""Itain't so much the things we don't know that get us into trouble. It'sthe things we know that ain't so." -- ArtemusWard

4.2 INTERPRETING CORRELATION ANDREGRESSION (Pages 206-214)

OVERVIEW: Correlation and regression need to be interpreted withcaution. Two variables may be strongly associated, but this does notmean that one causes the other. Bottom line: High correlation does not imply causation. Among other things, lurking variables and common responseshould always be considered.

Extrapolation: UsingLSRL to predict values outside the domain of the explanatory variableused to create the line. (It is generally best to avoidextrapolating.)

Lurking variable: Avariable that effects the relationship of the variables in a study,but is not included among the variables studied. Simple example: Astrong positive association might exist between shirt size andintelligence for teenage boys. An obvious lurking variable is age,since shirt size and intelligence among teenagers generally increaseswith age.

IMPORTANT NOTE:
Correlation based on averages are frequently higher than correlationbased on all of the numbers that make up the averages. Example:Consider the temperature at noon each day of the year in a specificcity. If the days of the year are numbered 1,2,3,...,365 startingwith January 1, then we could create a scatterplot {(day of year,temp. at noon)} of 365 points and calculate a regression line and acorrelation coefficient. If, instead of doing this, we simplycalculated the
mean temperature for eachmonth, we would than have 12 points toplot. Chances are that the correlation for the "month" line would behigher than that of the "day" line. Using a single mean to representa set of 30 numbers would not reflect the variation among the 30numbers.

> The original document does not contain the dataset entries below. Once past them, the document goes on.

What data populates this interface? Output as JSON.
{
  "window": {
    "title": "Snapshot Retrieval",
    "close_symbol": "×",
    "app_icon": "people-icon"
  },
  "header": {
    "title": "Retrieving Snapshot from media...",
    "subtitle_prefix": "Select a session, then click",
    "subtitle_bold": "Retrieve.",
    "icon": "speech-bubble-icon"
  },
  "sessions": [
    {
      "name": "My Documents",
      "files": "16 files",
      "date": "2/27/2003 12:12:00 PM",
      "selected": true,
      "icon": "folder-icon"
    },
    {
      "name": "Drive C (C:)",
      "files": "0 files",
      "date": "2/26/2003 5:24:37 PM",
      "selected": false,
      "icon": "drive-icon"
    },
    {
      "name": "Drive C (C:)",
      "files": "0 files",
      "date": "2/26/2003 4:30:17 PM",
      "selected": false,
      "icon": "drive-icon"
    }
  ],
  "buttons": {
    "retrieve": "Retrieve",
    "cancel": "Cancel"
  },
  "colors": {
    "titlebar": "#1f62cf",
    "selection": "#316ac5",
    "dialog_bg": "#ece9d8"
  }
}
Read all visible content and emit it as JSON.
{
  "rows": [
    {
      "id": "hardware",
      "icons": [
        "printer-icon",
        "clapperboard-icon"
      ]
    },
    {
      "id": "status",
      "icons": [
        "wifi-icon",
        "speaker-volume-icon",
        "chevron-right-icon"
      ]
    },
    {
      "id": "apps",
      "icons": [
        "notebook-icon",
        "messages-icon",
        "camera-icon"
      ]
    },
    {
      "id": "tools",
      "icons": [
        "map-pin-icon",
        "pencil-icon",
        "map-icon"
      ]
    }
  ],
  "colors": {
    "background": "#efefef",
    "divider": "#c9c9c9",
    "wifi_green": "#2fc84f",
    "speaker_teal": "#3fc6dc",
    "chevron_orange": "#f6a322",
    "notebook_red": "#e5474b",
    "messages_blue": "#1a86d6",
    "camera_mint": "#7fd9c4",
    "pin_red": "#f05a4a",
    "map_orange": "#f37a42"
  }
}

If there is a strong association between twovariables x and y, any one of the following statements could betrue.

o x causes y (remember, association does not imply causation, but causation could exist.)

o both x and y are responding to changes in someunobserved variable or variables. (The is called common response.)

o the effect of x on y is hopelessly mixed up withthe effects of other variables on y. Because of this, it isimpossible to directly determine the effects of x on y. This iscalled confounding. (Confounding is always a potential problem inobservational studies, but can be controlled to some degree inexperiments where there is a control group and a treatmentgroup.)